Brief :: Go over the entries and report the lines where the word "insert" occurs.

((

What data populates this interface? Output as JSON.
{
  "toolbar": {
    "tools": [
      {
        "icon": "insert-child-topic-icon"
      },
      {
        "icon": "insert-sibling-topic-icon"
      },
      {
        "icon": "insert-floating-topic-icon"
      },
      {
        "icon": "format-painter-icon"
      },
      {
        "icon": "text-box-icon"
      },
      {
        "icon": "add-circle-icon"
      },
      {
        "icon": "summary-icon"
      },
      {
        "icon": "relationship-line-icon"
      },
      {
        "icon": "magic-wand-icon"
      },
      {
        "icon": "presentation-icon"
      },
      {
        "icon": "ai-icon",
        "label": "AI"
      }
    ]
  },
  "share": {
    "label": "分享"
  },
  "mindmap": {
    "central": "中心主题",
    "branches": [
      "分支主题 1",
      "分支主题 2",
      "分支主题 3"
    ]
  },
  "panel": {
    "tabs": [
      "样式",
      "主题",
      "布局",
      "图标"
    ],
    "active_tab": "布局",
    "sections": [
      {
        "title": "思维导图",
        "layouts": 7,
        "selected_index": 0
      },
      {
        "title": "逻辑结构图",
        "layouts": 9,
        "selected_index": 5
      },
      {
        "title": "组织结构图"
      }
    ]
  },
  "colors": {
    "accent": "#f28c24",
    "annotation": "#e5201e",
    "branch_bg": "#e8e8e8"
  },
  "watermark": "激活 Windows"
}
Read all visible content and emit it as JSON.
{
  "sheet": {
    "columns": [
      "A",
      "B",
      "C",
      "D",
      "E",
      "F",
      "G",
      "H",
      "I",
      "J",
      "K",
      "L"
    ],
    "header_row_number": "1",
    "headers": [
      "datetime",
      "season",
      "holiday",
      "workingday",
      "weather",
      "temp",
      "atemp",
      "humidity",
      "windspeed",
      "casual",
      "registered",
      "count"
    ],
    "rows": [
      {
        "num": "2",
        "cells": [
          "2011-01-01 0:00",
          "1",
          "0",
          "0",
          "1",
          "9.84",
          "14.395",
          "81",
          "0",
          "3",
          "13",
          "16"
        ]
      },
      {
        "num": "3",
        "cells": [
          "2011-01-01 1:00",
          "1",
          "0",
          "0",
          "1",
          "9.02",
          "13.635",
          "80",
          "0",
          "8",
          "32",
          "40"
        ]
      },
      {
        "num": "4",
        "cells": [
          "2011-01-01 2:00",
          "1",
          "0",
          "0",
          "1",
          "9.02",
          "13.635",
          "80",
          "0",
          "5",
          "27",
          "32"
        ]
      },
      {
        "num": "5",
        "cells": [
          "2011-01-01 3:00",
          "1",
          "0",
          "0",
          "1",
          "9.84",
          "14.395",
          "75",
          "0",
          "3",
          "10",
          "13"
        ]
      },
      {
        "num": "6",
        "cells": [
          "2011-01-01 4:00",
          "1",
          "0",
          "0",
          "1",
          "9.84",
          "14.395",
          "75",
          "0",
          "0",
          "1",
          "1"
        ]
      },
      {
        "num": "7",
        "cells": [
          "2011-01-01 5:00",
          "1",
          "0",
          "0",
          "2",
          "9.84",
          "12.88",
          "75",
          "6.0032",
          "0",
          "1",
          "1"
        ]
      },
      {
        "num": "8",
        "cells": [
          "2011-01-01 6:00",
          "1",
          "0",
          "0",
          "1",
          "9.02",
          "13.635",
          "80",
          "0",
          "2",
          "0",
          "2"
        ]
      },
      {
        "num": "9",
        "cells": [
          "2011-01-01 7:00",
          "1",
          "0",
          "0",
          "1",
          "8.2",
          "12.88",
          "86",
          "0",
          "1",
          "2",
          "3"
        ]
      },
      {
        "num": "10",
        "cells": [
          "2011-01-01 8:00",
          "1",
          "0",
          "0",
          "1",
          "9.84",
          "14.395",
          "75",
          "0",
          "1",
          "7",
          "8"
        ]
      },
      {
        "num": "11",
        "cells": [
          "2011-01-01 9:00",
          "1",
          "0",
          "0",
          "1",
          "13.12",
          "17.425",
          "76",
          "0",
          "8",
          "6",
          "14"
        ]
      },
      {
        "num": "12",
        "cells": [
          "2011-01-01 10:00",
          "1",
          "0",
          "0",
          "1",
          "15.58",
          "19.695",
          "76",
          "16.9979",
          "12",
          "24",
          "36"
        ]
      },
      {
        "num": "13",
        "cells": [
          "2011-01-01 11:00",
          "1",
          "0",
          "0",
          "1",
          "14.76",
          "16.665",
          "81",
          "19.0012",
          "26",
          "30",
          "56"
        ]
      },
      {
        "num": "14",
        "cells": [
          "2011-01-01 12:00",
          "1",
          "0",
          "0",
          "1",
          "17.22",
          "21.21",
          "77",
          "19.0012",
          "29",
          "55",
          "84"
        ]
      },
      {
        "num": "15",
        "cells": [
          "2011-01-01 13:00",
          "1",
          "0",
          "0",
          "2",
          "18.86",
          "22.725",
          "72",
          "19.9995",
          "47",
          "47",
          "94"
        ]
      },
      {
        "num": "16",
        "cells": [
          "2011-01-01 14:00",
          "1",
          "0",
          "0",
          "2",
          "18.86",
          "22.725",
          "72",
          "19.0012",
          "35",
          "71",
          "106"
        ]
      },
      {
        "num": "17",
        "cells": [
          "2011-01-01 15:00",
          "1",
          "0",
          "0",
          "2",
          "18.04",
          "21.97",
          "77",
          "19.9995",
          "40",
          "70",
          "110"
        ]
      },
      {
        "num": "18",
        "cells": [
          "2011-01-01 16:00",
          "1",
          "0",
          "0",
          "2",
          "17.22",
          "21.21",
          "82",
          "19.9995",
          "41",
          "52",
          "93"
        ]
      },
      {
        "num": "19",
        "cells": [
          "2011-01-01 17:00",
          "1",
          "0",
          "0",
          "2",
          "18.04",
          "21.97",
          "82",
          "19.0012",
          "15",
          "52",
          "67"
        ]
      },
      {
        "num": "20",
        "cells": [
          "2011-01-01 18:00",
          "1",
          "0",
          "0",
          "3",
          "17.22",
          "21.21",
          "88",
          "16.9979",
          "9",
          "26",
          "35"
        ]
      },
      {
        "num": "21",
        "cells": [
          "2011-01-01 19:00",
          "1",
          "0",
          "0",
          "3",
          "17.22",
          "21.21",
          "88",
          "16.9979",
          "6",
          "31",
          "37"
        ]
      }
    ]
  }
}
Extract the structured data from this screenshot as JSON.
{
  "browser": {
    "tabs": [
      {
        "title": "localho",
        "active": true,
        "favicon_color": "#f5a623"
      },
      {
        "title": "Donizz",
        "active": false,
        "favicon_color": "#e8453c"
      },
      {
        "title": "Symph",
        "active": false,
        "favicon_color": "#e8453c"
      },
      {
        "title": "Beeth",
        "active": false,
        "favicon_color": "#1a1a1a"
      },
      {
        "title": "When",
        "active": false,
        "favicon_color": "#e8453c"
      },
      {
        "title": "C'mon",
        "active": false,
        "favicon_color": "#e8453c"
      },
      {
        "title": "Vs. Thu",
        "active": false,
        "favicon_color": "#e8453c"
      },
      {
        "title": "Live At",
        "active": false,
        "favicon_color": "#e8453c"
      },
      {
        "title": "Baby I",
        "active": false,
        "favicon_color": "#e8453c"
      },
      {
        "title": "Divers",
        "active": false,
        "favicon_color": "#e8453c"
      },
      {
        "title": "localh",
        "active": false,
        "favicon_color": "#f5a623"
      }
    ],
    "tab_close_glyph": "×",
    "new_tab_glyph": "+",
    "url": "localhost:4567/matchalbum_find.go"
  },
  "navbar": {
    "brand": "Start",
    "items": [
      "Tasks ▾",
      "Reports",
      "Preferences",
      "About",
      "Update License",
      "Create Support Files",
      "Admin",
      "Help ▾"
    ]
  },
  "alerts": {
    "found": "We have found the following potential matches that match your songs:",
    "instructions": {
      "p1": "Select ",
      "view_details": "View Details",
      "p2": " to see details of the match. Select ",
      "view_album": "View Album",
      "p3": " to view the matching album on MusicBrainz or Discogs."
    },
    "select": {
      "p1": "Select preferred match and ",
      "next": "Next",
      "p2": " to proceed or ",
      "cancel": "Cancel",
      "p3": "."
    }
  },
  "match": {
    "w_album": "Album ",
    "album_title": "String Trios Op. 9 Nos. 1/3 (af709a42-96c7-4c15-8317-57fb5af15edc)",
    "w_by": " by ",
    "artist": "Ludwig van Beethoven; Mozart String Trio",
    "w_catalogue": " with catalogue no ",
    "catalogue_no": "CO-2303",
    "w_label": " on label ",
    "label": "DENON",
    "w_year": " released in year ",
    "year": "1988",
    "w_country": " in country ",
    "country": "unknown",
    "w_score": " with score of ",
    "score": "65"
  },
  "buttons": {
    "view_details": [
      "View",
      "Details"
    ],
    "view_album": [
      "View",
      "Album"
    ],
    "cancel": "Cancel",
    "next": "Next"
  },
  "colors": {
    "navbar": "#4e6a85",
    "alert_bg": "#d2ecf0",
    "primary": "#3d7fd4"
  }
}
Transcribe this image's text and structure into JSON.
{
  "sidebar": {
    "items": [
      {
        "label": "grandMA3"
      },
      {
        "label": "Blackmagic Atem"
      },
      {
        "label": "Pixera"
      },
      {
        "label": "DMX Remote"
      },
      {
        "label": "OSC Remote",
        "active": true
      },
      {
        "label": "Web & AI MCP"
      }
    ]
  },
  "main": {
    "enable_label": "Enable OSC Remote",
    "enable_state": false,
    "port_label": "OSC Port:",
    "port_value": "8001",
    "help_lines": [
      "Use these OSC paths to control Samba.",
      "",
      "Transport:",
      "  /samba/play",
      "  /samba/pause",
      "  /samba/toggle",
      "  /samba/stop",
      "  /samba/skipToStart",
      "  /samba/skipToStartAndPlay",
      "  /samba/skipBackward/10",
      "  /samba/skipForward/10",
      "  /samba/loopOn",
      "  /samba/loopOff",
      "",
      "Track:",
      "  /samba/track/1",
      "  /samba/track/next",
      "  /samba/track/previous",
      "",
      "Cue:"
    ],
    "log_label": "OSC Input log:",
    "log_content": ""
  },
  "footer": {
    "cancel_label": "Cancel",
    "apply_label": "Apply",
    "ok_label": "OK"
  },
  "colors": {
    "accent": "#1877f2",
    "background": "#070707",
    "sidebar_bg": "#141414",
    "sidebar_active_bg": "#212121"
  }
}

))

Exercise answer ::
        "icon": "insert-child-topic-icon"
        "icon": "insert-sibling-topic-icon"
        "icon": "insert-floating-topic-icon"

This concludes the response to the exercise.